Love scenes, just because they’re embarrassing. I did a love scene in The American, which was challenging, especially when you’re 50. I died in The American, though you don’t really see it. And I was blown to bits in Syriana.
Did you cry when you saw yourself die?
No. The last time I really cried at one of my movies was at the premiere of Batman & Robin. I thought that might be the end of my career and I might have brought down a franchise, and I wept.
You cry over your soon-to-be-dead wife in The Descendants, and it’s very
You know what? I covered that poor woman in onions, and when I went down to kiss her, massive tears. That’s how I roll [laughs].
Did you cry when you were on The Facts of Life?

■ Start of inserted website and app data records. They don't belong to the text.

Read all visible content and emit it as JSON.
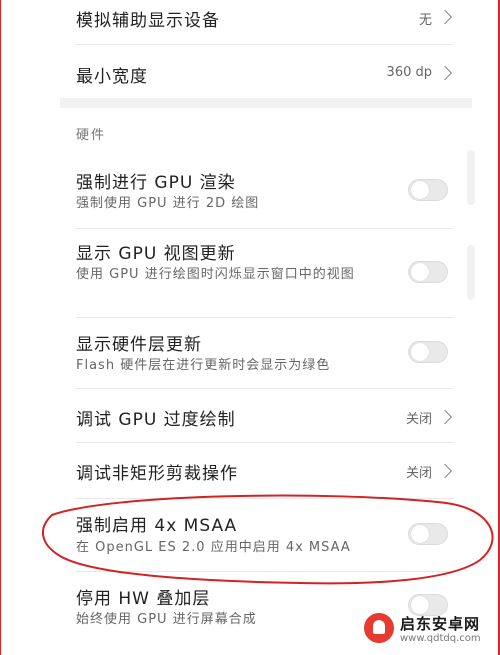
{
  "rows_top": [
    {
      "title": "模拟辅助显示设备",
      "value": "无"
    },
    {
      "title": "最小宽度",
      "value": "360 dp"
    }
  ],
  "section_label": "硬件",
  "rows": [
    {
      "title": "强制进行 GPU 渲染",
      "subtitle": "强制使用 GPU 进行 2D 绘图",
      "control": "toggle",
      "on": false
    },
    {
      "title": "显示 GPU 视图更新",
      "subtitle": "使用 GPU 进行绘图时闪烁显示窗口中的视图",
      "control": "toggle",
      "on": false
    },
    {
      "title": "显示硬件层更新",
      "subtitle": "Flash 硬件层在进行更新时会显示为绿色",
      "control": "toggle",
      "on": false
    },
    {
      "title": "调试 GPU 过度绘制",
      "value": "关闭",
      "control": "chevron"
    },
    {
      "title": "调试非矩形剪裁操作",
      "value": "关闭",
      "control": "chevron"
    },
    {
      "title": "强制启用 4x MSAA",
      "subtitle": "在 OpenGL ES 2.0 应用中启用 4x MSAA",
      "control": "toggle",
      "on": false
    },
    {
      "title": "停用 HW 叠加层",
      "subtitle": "始终使用 GPU 进行屏幕合成",
      "control": "toggle",
      "on": false
    }
  ],
  "watermark": {
    "name": "启东安卓网",
    "url": "www.qdtdq.com"
  },
  "colors": {
    "annotation": "#d22222",
    "toggle_off": "#e9e9e9",
    "divider": "#e8e8e8"
  }
}
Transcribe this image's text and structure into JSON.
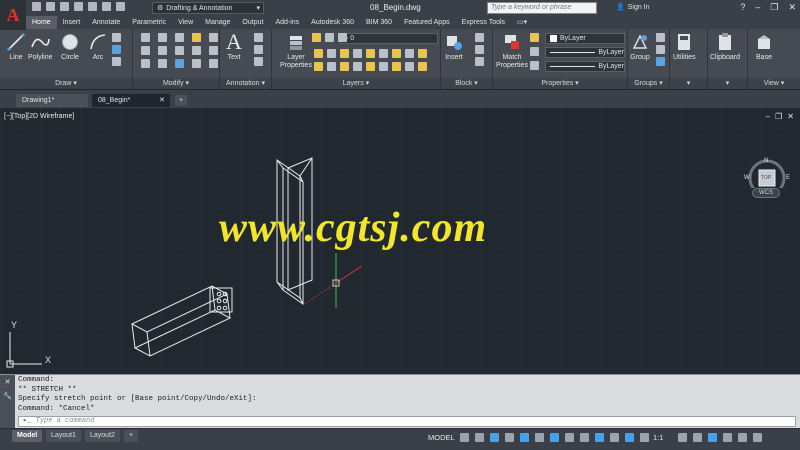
{
  "titlebar": {
    "logo": "A",
    "workspace": "Drafting & Annotation",
    "doc_title": "08_Begin.dwg",
    "search_placeholder": "Type a keyword or phrase",
    "signin": "Sign In"
  },
  "ribbon_tabs": [
    "Home",
    "Insert",
    "Annotate",
    "Parametric",
    "View",
    "Manage",
    "Output",
    "Add-ins",
    "Autodesk 360",
    "BIM 360",
    "Featured Apps",
    "Express Tools"
  ],
  "active_ribbon_tab": "Home",
  "panels": {
    "draw": {
      "label": "Draw",
      "tools": [
        "Line",
        "Polyline",
        "Circle",
        "Arc"
      ]
    },
    "modify": {
      "label": "Modify"
    },
    "annotation": {
      "label": "Annotation",
      "tools": [
        "Text"
      ]
    },
    "layers": {
      "label": "Layers",
      "tools": [
        "Layer Properties"
      ],
      "current_layer": "0"
    },
    "block": {
      "label": "Block",
      "tools": [
        "Insert"
      ]
    },
    "properties": {
      "label": "Properties",
      "tools": [
        "Match Properties"
      ],
      "color": "ByLayer",
      "linetype": "ByLayer",
      "lineweight": "ByLayer"
    },
    "groups": {
      "label": "Groups",
      "tools": [
        "Group"
      ]
    },
    "utilities": {
      "tools": [
        "Utilities"
      ]
    },
    "clipboard": {
      "tools": [
        "Clipboard"
      ]
    },
    "view": {
      "label": "View",
      "tools": [
        "Base"
      ]
    }
  },
  "doc_tabs": [
    "Drawing1*",
    "08_Begin*"
  ],
  "active_doc_tab": "08_Begin*",
  "viewport": {
    "label": "[−][Top][2D Wireframe]",
    "viewcube": {
      "top": "TOP",
      "n": "N",
      "s": "S",
      "e": "E",
      "w": "W"
    },
    "wcs": "WCS",
    "ucs": {
      "x": "X",
      "y": "Y"
    },
    "watermark": "www.cgtsj.com"
  },
  "command": {
    "history": [
      "Command:",
      "** STRETCH **",
      "Specify stretch point or [Base point/Copy/Undo/eXit]:",
      "Command: *Cancel*"
    ],
    "placeholder": "Type a command"
  },
  "layout_tabs": [
    "Model",
    "Layout1",
    "Layout2"
  ],
  "active_layout": "Model",
  "status": {
    "mode": "MODEL",
    "scale": "1:1"
  },
  "colors": {
    "canvas": "#212830",
    "ribbon": "#454a53",
    "watermark": "#f2e52a",
    "accent_red": "#d9372b"
  }
}
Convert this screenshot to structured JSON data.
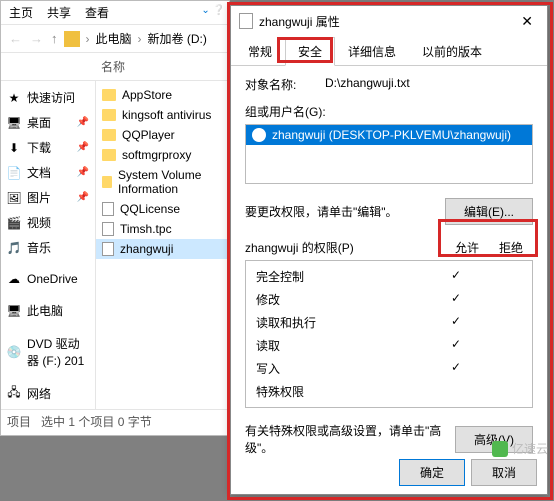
{
  "explorer": {
    "tabs": [
      "主页",
      "共享",
      "查看"
    ],
    "breadcrumb": {
      "root": "此电脑",
      "sep": "›",
      "drive": "新加卷 (D:)"
    },
    "nav_header": "快速访问",
    "col_name": "名称",
    "nav": [
      {
        "label": "桌面",
        "icon": "🖥"
      },
      {
        "label": "下载",
        "icon": "⬇"
      },
      {
        "label": "文档",
        "icon": "📄"
      },
      {
        "label": "图片",
        "icon": "🖼"
      },
      {
        "label": "视频",
        "icon": "🎬"
      },
      {
        "label": "音乐",
        "icon": "🎵"
      }
    ],
    "nav2": [
      {
        "label": "OneDrive"
      },
      {
        "label": "此电脑"
      },
      {
        "label": "DVD 驱动器 (F:) 201"
      },
      {
        "label": "网络"
      }
    ],
    "files": [
      {
        "name": "AppStore",
        "type": "folder"
      },
      {
        "name": "kingsoft antivirus",
        "type": "folder"
      },
      {
        "name": "QQPlayer",
        "type": "folder"
      },
      {
        "name": "softmgrproxy",
        "type": "folder"
      },
      {
        "name": "System Volume Information",
        "type": "folder"
      },
      {
        "name": "QQLicense",
        "type": "file"
      },
      {
        "name": "Timsh.tpc",
        "type": "file"
      },
      {
        "name": "zhangwuji",
        "type": "file",
        "selected": true
      }
    ],
    "status_items": "项目",
    "status_sel": "选中 1 个项目  0 字节"
  },
  "dialog": {
    "title": "zhangwuji 属性",
    "tabs": [
      "常规",
      "安全",
      "详细信息",
      "以前的版本"
    ],
    "object_label": "对象名称:",
    "object_value": "D:\\zhangwuji.txt",
    "group_label": "组或用户名(G):",
    "user": "zhangwuji (DESKTOP-PKLVEMU\\zhangwuji)",
    "edit_hint": "要更改权限，请单击\"编辑\"。",
    "edit_btn": "编辑(E)...",
    "perm_label": "zhangwuji 的权限(P)",
    "perm_allow": "允许",
    "perm_deny": "拒绝",
    "perms": [
      {
        "name": "完全控制",
        "allow": true,
        "deny": false
      },
      {
        "name": "修改",
        "allow": true,
        "deny": false
      },
      {
        "name": "读取和执行",
        "allow": true,
        "deny": false
      },
      {
        "name": "读取",
        "allow": true,
        "deny": false
      },
      {
        "name": "写入",
        "allow": true,
        "deny": false
      },
      {
        "name": "特殊权限",
        "allow": false,
        "deny": false
      }
    ],
    "adv_hint": "有关特殊权限或高级设置，请单击\"高级\"。",
    "adv_btn": "高级(V)",
    "ok": "确定",
    "cancel": "取消"
  },
  "watermark": "亿速云"
}
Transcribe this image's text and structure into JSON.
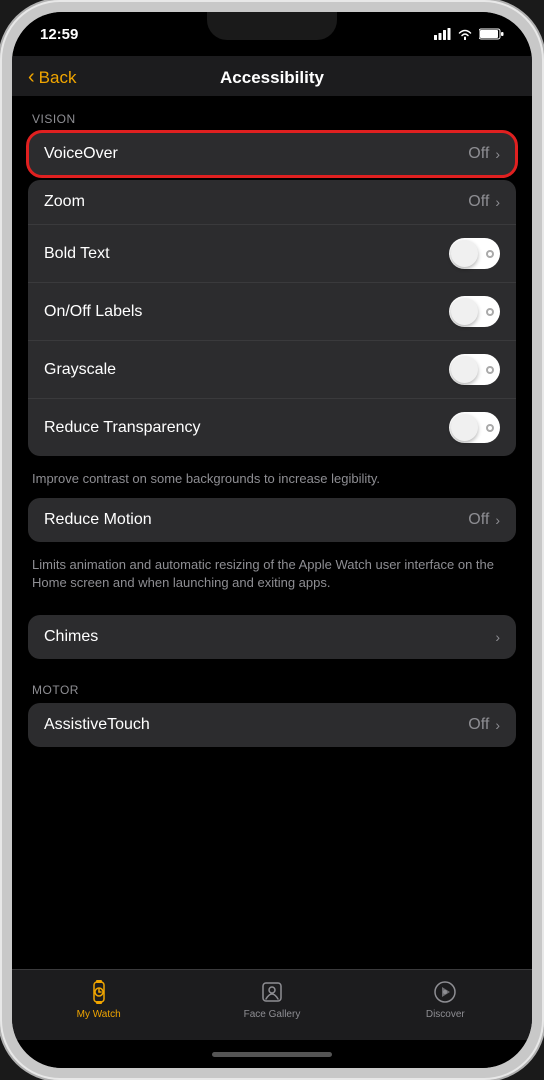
{
  "status": {
    "time": "12:59",
    "location_icon": "▶"
  },
  "nav": {
    "back_label": "Back",
    "title": "Accessibility"
  },
  "sections": {
    "vision": {
      "header": "VISION",
      "items": [
        {
          "id": "voiceover",
          "label": "VoiceOver",
          "value": "Off",
          "type": "navigation",
          "highlighted": true
        },
        {
          "id": "zoom",
          "label": "Zoom",
          "value": "Off",
          "type": "navigation",
          "highlighted": false
        },
        {
          "id": "bold-text",
          "label": "Bold Text",
          "value": "",
          "type": "toggle",
          "highlighted": false
        },
        {
          "id": "onoff-labels",
          "label": "On/Off Labels",
          "value": "",
          "type": "toggle",
          "highlighted": false
        },
        {
          "id": "grayscale",
          "label": "Grayscale",
          "value": "",
          "type": "toggle",
          "highlighted": false
        },
        {
          "id": "reduce-transparency",
          "label": "Reduce Transparency",
          "value": "",
          "type": "toggle",
          "highlighted": false
        }
      ],
      "description": "Improve contrast on some backgrounds to increase legibility."
    },
    "motion": {
      "items": [
        {
          "id": "reduce-motion",
          "label": "Reduce Motion",
          "value": "Off",
          "type": "navigation"
        }
      ],
      "description": "Limits animation and automatic resizing of the Apple Watch user interface on the Home screen and when launching and exiting apps."
    },
    "chimes": {
      "items": [
        {
          "id": "chimes",
          "label": "Chimes",
          "value": "",
          "type": "navigation"
        }
      ]
    },
    "motor": {
      "header": "MOTOR",
      "items": [
        {
          "id": "assistive-touch",
          "label": "AssistiveTouch",
          "value": "Off",
          "type": "navigation"
        }
      ]
    }
  },
  "tab_bar": {
    "tabs": [
      {
        "id": "my-watch",
        "label": "My Watch",
        "active": true
      },
      {
        "id": "face-gallery",
        "label": "Face Gallery",
        "active": false
      },
      {
        "id": "discover",
        "label": "Discover",
        "active": false
      }
    ]
  },
  "colors": {
    "accent": "#f0a500",
    "highlight_red": "#e02020",
    "text_primary": "#ffffff",
    "text_secondary": "#8e8e93",
    "bg_card": "#2c2c2e",
    "bg_screen": "#1c1c1e"
  }
}
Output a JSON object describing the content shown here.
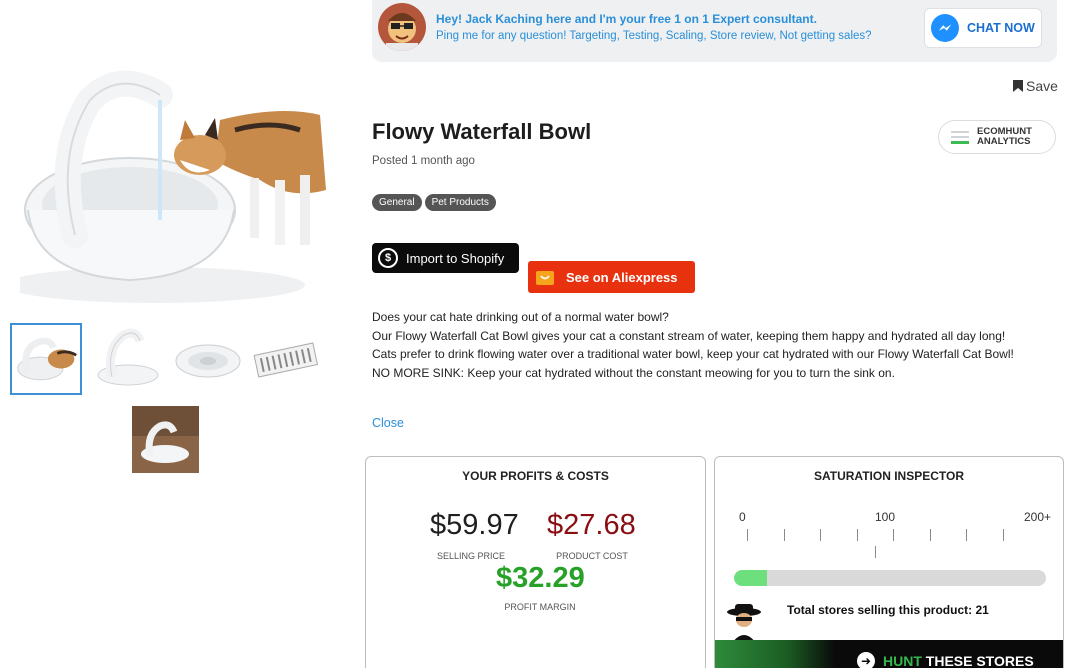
{
  "banner": {
    "line1": "Hey! Jack Kaching here and I'm your free 1 on 1 Expert consultant.",
    "line2": "Ping me for any question! Targeting, Testing, Scaling, Store review, Not getting sales?",
    "chat_label": "CHAT NOW"
  },
  "save_label": "Save",
  "product": {
    "title": "Flowy Waterfall Bowl",
    "posted": "Posted 1 month ago",
    "tags": [
      "General",
      "Pet Products"
    ]
  },
  "analytics": {
    "line1": "ECOMHUNT",
    "line2": "ANALYTICS"
  },
  "buttons": {
    "import": "Import to Shopify",
    "aliexpress": "See on Aliexpress",
    "close": "Close"
  },
  "description": [
    "Does your cat hate drinking out of a normal water bowl?",
    "Our Flowy Waterfall Cat Bowl gives your cat a constant stream of water, keeping them happy and hydrated all day long!",
    "Cats prefer to drink flowing water over a traditional water bowl, keep your cat hydrated with our Flowy Waterfall Cat Bowl!",
    "NO MORE SINK: Keep your cat hydrated without the constant meowing for you to turn the sink on."
  ],
  "profits": {
    "title": "YOUR PROFITS & COSTS",
    "selling_price": "$59.97",
    "selling_label": "SELLING PRICE",
    "product_cost": "$27.68",
    "cost_label": "PRODUCT COST",
    "profit_margin": "$32.29",
    "profit_label": "PROFIT MARGIN"
  },
  "saturation": {
    "title": "SATURATION INSPECTOR",
    "scale": [
      "0",
      "100",
      "200+"
    ],
    "stores": 21,
    "scale_max": 200,
    "fill_fraction": 0.105,
    "total_text": "Total stores selling this product: 21",
    "hunt_word": "HUNT",
    "hunt_rest": " THESE STORES"
  },
  "colors": {
    "accent_blue": "#2a8fd8",
    "cost_red": "#8a0d12",
    "profit_green": "#28a129",
    "aliexpress_red": "#e8320f",
    "saturation_green": "#6ddf7d"
  },
  "icons": {
    "chat": "messenger-icon",
    "save": "bookmark-icon",
    "import": "shopify-dollar-icon",
    "aliexpress": "aliexpress-bag-icon",
    "hunt": "arrow-right-circle-icon"
  }
}
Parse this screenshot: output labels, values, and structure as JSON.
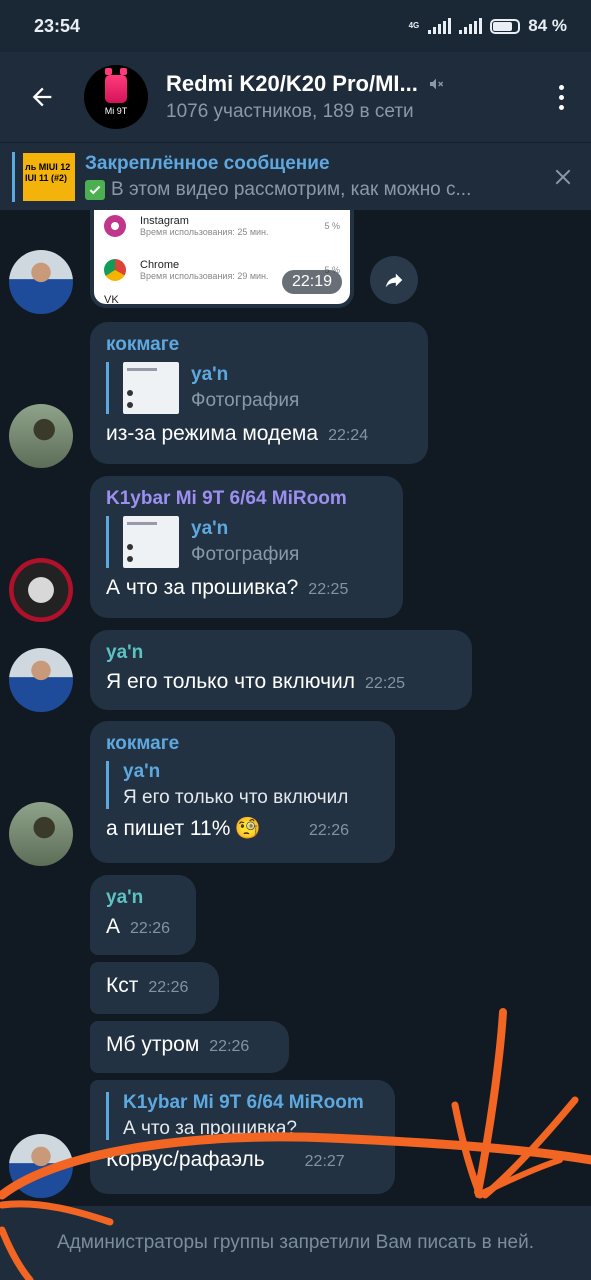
{
  "status_bar": {
    "time": "23:54",
    "network": "4G",
    "battery": "84 %"
  },
  "header": {
    "title": "Redmi K20/K20 Pro/MI...",
    "subtitle": "1076 участников, 189 в сети",
    "avatar_label": "Mi 9T"
  },
  "pinned": {
    "title": "Закреплённое сообщение",
    "text": "В этом видео рассмотрим, как можно с...",
    "thumb_text": "ль MIUI 12 IUI 11 (#2)"
  },
  "image_message": {
    "apps": [
      {
        "name": "Instagram",
        "usage": "Время использования: 25 мин.",
        "percent": "5 %"
      },
      {
        "name": "Chrome",
        "usage": "Время использования: 29 мин.",
        "percent": "5 %"
      },
      {
        "name": "VK",
        "usage": "",
        "percent": ""
      }
    ],
    "time": "22:19"
  },
  "messages": [
    {
      "sender": "кокмаге",
      "reply_name": "ya'n",
      "reply_text": "Фотография",
      "text": "из-за режима модема",
      "time": "22:24"
    },
    {
      "sender": "K1ybar Mi 9T 6/64 MiRoom",
      "reply_name": "ya'n",
      "reply_text": "Фотография",
      "text": "А что за прошивка?",
      "time": "22:25"
    },
    {
      "sender": "ya'n",
      "text": "Я его только что включил",
      "time": "22:25"
    },
    {
      "sender": "кокмаге",
      "reply_name": "ya'n",
      "reply_text": "Я его только что включил",
      "text": "а пишет 11%",
      "emoji": "🧐",
      "time": "22:26"
    },
    {
      "sender": "ya'n",
      "text": "А",
      "time": "22:26"
    },
    {
      "text": "Кст",
      "time": "22:26"
    },
    {
      "text": "Мб утром",
      "time": "22:26"
    },
    {
      "reply_name": "K1ybar Mi 9T 6/64 MiRoom",
      "reply_text": "А что за прошивка?",
      "text": "Корвус/рафаэль",
      "time": "22:27"
    }
  ],
  "bottom_notice": "Администраторы группы запретили Вам писать в ней.",
  "colors": {
    "accent": "#5ea8e0",
    "background": "#111a22",
    "bubble": "#223242",
    "annotation": "#f26522"
  }
}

Let me tell you—I was on the show a year and a half, and there was one scene where Tootie and Jo were having an argument with Natalie, and I had to break it up. That’s easily some of the best work I’ve ever done [laughs]. I was fired from The Facts of Life. They did a reunion show and asked if I wanted to come do it, and I said, ‘You know, you did fire me.’
You did a lot of TV before starring in ER.
On ER I had, by far, the smallest part. But I knew that if you play a pediatrician, it automatically makes you likable. In the first scene, I’m drunk. In the second scene, I’m hitting on the nurses. But at the end, I’m like, “Don’t touch that kid—not tonight, not ever,” and everybody says, “Ohhh, he’s a good guy.” You can do anything you want as long as you’re nice to kids.
In The Ides of March, you play a candidate for president, which raises
the inevitable question: Will you run for elected office?
No. The truth is, I really enjoy my life. And it doesn’t look fun to be in politics right now. I couldn’t imagine living under that kind of microscope, where not just things you do but things you don’t do are held against you. So, no.